I've often heard stories of people holding failed watercolours under running water to wash the colour off. They then paint over the faint image that's left. Some artists make this part of their usual practice by starting with an overall variegated wash. Trevor Chamberlain calls this a “ghost wash”.
I haven't tried washing a painting off before. If it's that bad I usually just start again on a fresh piece of paper. I had been reading about the ghost wash idea, so I thought I would try it with an old reject. It worked well and I liked the idea of covering the paper and quickly establishing the general colours. It's definitely something that I am going to try a bit more.

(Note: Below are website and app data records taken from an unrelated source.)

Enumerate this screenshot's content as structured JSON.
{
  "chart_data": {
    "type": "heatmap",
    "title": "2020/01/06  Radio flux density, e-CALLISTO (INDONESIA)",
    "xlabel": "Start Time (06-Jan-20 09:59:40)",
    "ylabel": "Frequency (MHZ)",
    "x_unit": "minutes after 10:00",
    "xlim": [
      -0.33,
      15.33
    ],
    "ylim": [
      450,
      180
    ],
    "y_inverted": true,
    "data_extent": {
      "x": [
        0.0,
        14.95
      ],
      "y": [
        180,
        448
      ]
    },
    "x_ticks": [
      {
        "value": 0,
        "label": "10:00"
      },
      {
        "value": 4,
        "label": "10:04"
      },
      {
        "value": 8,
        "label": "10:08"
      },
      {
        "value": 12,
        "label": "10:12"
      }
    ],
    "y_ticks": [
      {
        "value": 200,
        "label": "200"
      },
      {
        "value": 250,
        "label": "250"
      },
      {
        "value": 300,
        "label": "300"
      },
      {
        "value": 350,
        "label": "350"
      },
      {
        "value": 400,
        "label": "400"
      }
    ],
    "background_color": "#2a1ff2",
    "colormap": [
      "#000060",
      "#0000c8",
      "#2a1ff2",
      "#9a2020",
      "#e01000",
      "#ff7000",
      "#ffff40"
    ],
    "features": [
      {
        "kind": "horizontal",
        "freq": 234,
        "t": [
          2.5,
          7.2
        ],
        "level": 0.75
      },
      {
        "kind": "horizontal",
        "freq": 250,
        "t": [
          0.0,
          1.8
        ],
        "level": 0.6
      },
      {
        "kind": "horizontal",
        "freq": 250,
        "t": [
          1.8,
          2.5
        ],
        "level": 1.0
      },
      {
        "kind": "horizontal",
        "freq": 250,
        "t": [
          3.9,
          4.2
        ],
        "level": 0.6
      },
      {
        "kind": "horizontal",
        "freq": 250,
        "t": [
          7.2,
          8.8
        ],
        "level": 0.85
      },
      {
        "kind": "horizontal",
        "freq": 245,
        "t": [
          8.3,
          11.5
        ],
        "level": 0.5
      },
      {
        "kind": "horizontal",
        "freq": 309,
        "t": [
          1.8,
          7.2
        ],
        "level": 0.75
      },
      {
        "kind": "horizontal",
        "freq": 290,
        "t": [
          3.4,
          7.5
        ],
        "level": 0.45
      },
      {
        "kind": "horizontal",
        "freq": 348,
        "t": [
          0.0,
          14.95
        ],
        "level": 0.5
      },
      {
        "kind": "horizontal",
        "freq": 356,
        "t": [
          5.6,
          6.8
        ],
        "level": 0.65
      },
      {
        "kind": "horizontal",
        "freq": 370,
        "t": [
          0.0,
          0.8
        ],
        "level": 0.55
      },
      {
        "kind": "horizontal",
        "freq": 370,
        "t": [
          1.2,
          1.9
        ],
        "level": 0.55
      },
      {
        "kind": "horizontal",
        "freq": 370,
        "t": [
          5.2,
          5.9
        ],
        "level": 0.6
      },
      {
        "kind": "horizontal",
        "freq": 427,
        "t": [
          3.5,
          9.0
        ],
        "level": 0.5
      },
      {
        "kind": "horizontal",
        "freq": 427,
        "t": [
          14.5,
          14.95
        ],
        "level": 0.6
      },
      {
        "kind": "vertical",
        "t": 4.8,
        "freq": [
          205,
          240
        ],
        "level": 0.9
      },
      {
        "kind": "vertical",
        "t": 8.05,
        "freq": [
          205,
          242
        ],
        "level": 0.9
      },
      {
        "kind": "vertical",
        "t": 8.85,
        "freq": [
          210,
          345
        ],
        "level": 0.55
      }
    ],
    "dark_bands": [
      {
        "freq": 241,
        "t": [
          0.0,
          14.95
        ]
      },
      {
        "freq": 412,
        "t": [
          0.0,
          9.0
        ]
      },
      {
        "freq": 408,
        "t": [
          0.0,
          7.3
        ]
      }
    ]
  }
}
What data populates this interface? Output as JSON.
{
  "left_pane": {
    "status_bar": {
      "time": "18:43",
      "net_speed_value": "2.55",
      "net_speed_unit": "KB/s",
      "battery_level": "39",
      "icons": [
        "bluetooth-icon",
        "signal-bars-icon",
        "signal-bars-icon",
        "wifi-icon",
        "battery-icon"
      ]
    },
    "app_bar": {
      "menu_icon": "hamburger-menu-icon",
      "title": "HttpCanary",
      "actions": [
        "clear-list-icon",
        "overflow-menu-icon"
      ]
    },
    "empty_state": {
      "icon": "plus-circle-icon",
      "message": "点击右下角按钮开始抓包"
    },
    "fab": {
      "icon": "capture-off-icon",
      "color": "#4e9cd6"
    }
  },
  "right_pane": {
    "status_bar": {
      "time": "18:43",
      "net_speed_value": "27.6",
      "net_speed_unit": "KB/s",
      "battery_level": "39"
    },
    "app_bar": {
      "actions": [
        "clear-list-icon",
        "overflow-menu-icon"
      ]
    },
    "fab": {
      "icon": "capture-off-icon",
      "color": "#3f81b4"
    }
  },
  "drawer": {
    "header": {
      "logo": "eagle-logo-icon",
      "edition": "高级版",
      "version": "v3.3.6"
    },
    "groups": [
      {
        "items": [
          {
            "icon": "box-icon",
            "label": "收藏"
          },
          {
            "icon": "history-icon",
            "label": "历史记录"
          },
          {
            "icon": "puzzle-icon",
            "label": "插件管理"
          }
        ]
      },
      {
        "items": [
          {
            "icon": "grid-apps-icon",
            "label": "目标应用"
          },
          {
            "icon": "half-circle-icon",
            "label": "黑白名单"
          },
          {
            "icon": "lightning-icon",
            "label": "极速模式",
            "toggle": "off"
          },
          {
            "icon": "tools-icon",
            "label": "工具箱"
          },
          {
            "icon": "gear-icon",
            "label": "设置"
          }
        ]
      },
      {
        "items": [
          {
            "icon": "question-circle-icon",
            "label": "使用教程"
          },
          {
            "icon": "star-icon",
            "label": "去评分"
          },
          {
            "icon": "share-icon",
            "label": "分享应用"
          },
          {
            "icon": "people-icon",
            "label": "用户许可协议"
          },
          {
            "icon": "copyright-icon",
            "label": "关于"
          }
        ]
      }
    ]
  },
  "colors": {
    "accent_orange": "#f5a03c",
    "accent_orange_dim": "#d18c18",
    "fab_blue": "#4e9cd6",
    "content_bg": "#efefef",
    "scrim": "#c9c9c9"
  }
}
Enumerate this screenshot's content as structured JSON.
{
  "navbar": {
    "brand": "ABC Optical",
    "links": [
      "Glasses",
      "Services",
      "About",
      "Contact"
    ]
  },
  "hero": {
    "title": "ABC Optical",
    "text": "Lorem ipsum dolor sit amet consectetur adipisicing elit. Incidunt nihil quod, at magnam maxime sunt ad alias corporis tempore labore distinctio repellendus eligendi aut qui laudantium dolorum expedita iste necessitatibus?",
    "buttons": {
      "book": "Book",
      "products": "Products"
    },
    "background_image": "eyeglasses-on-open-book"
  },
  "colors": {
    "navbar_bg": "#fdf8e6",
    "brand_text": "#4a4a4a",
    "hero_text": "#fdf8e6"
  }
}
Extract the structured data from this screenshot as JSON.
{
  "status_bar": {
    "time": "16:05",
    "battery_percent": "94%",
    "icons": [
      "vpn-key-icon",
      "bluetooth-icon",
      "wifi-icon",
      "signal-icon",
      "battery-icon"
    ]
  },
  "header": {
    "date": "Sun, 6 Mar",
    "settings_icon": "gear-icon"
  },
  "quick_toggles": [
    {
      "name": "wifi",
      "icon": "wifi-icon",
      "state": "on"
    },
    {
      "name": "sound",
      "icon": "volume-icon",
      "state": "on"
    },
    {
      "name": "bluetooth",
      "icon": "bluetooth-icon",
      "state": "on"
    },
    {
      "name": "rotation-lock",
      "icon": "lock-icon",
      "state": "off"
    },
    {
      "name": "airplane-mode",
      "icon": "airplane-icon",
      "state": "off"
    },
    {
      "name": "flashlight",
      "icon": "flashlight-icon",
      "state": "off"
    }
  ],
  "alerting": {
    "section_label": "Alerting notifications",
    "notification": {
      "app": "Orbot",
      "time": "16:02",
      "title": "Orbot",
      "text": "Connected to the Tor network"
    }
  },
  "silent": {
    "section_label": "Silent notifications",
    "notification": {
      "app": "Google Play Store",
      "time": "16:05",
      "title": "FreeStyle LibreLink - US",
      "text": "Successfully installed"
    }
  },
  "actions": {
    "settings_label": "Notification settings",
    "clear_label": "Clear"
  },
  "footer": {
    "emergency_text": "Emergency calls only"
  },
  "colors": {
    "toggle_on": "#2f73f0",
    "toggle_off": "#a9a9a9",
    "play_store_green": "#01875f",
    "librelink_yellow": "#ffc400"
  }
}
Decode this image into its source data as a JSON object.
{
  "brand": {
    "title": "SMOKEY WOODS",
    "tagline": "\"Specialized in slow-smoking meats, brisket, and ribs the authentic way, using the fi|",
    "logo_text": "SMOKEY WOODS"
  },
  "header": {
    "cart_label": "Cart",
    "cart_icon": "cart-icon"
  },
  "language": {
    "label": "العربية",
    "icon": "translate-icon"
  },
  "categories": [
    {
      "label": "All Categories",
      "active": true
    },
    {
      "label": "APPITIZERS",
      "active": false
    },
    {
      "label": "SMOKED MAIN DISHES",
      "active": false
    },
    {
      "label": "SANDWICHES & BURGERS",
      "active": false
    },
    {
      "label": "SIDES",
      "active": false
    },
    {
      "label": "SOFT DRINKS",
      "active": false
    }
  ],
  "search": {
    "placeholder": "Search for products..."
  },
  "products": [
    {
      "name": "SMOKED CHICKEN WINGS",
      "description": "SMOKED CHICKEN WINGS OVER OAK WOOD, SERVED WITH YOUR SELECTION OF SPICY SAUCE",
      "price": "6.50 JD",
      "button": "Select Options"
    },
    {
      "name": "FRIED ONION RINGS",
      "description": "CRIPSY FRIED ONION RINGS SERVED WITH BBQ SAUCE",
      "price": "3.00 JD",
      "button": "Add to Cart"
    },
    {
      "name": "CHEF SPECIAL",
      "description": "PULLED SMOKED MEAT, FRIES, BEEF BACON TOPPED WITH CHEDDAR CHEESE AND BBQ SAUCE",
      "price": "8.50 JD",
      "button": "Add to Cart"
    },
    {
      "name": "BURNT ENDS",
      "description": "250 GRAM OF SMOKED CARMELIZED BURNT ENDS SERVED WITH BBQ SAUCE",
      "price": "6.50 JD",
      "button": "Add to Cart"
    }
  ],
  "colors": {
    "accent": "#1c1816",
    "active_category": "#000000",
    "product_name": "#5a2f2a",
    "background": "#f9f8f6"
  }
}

I took some photographs while I was working on the painting to show the progress. The colours are a bit off because of the light, but the finished view is fairly accurate.
I held the painting under a running tap and gently wiped the paint off with a brush. This was Saunders Waterford Rough paper, which I find retains the pigments more than other papers, so a faint image remained.
I re-wetted the sky area and painted the clouds with a mixture of French Ultramarine and Burnt Sienna. As this dried I dropped in a stronger mix of the same colours, with a bit more blue, to give more form to the clouds.
Once the sky had dried I put in the distant hills with French Ultramarine, Burnt Sienna and a little Permanent Rose. Some wet-in-wet touches of pure Ultramarine gave a bit more definition.
I continued with the foreground areas, using Raw Sienna alone or with Pthalo Green for the fields. The moorland at the bottom was Burnt Sienna and Ultramarine with a bit of Permanent Rose.
I also put in the roofs with Ultramarine and Burnt Sienna.
I finished the painting off with some strong darks, using Ultramarine and Burnt Sienna. Some dry-brushing gave a bit of texture to the foreground, The vertical telegraph poles helped to break up the horizontal lines a bit.
"A Hill Farm" - watercolour - 18 x 26 cm